Today’s lunchtime conference at the Brigham was given by Dr. Mark Eisenberg, a physician at MGH-Charlestown since 1985. I was only able to stay for part of the discussion because I had a conflicting meeting but even a few minutes of listening to him was worthwhile. He has taken care of many people who use drugs over his career and told us some lessons learned from years of prescribing buprenorphine. Unlike most teaching conferences, he sat at the table (no powerpoint slides!) and had a conversation about his experiences.
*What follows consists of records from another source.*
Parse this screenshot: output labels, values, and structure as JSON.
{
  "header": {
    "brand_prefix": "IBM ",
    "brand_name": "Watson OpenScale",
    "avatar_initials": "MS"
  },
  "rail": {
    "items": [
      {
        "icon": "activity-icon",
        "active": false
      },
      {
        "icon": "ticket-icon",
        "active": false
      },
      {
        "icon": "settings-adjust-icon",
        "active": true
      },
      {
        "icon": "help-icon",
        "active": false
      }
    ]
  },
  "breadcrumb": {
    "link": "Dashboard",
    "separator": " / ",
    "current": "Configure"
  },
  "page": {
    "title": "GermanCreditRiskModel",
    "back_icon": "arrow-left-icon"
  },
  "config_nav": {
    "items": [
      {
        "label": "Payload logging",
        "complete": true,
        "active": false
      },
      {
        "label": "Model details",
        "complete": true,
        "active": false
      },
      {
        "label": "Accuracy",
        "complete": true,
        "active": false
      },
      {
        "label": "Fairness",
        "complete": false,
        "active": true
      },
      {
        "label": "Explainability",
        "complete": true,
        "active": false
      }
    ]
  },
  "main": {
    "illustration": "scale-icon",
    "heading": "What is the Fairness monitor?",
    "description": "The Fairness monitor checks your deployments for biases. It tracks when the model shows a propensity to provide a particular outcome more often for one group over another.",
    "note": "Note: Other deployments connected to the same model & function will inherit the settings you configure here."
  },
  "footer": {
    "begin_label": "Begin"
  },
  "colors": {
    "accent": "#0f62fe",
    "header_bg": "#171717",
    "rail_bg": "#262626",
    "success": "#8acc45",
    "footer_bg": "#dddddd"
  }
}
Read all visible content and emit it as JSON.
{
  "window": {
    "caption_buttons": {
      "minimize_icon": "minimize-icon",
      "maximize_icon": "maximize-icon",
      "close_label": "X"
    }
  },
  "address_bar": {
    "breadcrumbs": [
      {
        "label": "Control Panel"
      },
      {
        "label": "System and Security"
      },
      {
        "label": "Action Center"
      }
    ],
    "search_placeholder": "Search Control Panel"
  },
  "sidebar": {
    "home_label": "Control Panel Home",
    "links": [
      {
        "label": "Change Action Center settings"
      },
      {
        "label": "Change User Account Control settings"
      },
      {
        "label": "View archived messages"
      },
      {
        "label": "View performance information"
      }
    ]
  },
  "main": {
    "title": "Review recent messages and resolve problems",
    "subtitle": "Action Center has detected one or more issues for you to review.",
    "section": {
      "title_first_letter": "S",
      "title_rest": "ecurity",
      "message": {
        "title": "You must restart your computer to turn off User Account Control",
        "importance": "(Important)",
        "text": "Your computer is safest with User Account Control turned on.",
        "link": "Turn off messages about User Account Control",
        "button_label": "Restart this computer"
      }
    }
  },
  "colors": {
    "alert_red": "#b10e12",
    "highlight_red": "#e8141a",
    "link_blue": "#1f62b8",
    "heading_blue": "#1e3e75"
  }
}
Dr. Eisenberg reminded us of the history of HIV primary care, which began in the 1980s. HIV/AIDS in 1985 was an epidemic among people who were highly stigmatized, primarily gay men, Haitians, and intravenous drug users. Almost all were dying and doctors had no effective treatments to offer. Dr. Eisenberg told us he went to many wakes and funerals and had to comfort family members who asked him, “why did my son die of this illness?” Blame and fear were everywhere, with people saying that gay men choose their behaviors and were knowlingly putting themselves at risk. But everything changed in 1996 with the advent of ART. “It really was the ‘Lazarus effect,'” he said, as AIDS patients were rising from dead and getting their lives back.
Similarly, heroin addiction has always been a highly stigmatized illness. Methadone maintenance had been an option but when buprenorphine became available in 2003 that changed the landscape for people who used drugs because they would no longer have to go to a methadone clinic every day to pick up their medications. Dr. Eisenberg took an 8 hour training course on how to prescribe buprenorphine and soon had a number of patients receiving the medication. From time to time, he has seen the ‘Lazarus effect’ with this medication as well. For many patients who are able to get their opiate addiction under control, the drug is “truly miraculous.”
A few other points I found powerful:
- Stigma is widespread against people who use drugs. He suggests we write “opiate use disorder,” not “substance abuse/abuser” in the medical chart. The word “abuse” has strong negative connotations.
- When a patient with leukemia relapses, we don’t say that the patient “Failed her treatment.” So don’t blame a person who uses drugs for “failing treatment,” either.
- It’s not easy to prescribe buprenorphine. Many patients aren’t committed to sobriety. Their family members may make them attend the clinic, for example. There is certainly some scamming going on and clinicians deal with this different ways. A committed, multidisciplinary clinical team is needed to help these patients.
Drug use is widespread, throughout Boston, the United States, and the world. We really do need to recognize the importance of helping our patients control their addictions.